Criminals love cars with the keys left in
Car security has improved enormously in recent years, and most new vehicles come equipped with alarm and immobiliser systems that are really tough to crack. But it doesn’t matter how advanced your security is if you leave your car on the road with the engine running, because opportunistic thieves are likely to treat it as an invitation to jump in and drive away. Yet that’s exactly what happens right around the country whenever there’s a hard frost – and if your car is stolen while unattended with the engine runing and the keys in the ignition, you’re unlikely to be covered by your insurance.
The right way to de-ice your windscreen
First, check that your windscreen wipers are switched off, because if they’re frozen to the windscreen, your wiper motor can be damaged when you start the engine. All clear? Then start the car, turn on the windscreen blower, the heated rear windscreen and mirror heaters if you have them. Switch on the aircon too, because it removes moisture from the blown air and prevents the inside of your windscreen from fogging up. Now it’s time to tackle the iced-up windows.
Always do a thorough job
Spray de-icer over the windows and windscreen (not just the driver’s side) then get to work with a scraper. Rule 229 of the Highway Code clearly states that drivers must clear all windows, mirrors and lights – which means that driving with a partially cleared windscreen is an offence and could land you with a fine and points on your licence. Or worse still, that iced-up passenger window could easily hide a cyclist. So no matter how much of a hurry you’re in, NEVER drive off until your windscreen and all windows are completely clear.

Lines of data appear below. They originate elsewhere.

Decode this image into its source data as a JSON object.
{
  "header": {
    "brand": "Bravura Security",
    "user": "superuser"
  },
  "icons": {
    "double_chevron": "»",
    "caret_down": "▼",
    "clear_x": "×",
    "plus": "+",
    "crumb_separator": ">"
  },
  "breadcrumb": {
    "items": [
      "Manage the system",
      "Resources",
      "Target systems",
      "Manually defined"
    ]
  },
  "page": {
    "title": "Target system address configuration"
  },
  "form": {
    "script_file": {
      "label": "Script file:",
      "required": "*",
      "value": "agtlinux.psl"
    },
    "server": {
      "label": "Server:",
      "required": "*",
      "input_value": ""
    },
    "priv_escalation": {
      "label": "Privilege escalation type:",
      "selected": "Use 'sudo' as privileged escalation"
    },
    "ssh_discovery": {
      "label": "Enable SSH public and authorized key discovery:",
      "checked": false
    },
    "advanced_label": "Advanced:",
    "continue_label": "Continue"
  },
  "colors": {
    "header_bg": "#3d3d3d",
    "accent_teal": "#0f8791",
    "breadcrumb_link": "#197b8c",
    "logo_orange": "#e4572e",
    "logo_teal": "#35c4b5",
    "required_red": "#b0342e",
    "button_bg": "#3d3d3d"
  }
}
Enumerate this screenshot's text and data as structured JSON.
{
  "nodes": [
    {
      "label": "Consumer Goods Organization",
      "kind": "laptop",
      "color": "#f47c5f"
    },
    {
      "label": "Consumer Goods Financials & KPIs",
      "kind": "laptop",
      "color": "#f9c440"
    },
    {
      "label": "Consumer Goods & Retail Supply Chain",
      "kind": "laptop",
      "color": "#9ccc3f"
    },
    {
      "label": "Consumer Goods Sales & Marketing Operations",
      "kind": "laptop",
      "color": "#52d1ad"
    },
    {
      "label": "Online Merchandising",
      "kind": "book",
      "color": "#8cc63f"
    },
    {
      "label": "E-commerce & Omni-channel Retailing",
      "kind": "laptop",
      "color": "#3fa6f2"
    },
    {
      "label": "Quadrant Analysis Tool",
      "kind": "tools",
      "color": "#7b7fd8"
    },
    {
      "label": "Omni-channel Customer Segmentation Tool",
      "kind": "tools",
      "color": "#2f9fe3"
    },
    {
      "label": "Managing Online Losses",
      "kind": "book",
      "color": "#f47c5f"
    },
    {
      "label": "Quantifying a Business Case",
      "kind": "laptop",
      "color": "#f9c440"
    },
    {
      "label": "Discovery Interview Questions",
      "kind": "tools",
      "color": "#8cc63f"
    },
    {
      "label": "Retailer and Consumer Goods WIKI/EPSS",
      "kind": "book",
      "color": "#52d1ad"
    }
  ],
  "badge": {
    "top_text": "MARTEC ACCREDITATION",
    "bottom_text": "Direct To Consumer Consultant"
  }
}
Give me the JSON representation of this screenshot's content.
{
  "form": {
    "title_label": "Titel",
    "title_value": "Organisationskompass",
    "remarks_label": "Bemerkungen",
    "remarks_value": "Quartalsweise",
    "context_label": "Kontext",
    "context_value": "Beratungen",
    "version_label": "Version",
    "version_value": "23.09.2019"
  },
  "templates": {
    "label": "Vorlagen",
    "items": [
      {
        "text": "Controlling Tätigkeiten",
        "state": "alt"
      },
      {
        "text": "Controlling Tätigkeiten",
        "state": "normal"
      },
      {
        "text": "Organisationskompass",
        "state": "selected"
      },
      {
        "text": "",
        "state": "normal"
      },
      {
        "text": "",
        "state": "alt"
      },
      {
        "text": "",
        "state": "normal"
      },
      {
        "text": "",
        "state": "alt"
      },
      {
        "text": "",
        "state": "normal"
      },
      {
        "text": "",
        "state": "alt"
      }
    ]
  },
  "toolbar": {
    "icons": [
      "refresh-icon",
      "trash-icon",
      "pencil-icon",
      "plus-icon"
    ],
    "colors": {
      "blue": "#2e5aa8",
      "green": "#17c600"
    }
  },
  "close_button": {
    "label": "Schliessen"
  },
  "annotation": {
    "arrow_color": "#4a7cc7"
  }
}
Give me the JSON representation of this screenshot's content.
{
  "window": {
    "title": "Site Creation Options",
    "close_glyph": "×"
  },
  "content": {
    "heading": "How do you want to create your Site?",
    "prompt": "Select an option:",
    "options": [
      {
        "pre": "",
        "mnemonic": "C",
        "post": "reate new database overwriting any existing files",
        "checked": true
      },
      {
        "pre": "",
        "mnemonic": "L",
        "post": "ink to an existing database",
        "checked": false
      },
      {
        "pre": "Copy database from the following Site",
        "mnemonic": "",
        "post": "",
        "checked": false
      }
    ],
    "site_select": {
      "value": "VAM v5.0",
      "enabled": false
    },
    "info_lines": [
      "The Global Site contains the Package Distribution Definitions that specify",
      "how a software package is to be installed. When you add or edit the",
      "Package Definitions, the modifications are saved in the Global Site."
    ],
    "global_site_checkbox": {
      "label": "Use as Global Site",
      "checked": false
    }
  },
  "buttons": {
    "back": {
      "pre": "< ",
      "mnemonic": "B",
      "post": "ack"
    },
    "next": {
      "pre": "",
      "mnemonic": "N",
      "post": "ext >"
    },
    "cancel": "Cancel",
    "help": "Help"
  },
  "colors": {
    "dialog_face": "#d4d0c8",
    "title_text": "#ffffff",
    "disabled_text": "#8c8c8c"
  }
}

The smartest way to make sure your windows are clear is to prevent them icing up in the first place – and the easiest way to do that is to fit a car cap. A car cap is like windscreen cover, but it fits right over the roof and covers all the car’s windows. If you leave your vehicle on a public road and you’re worried a car cap might be stolen under cover of darkness, a night-before de-icer is a good preventive measure. Spray it on your windows just like de-icer, and if the temperature plummets, the fluid will prevent the ice bonding with the glass. Come morning, you may still have to wait until your windows are de-misted on the inside, but at least you won’t have to get your hands cold scraping off the ice.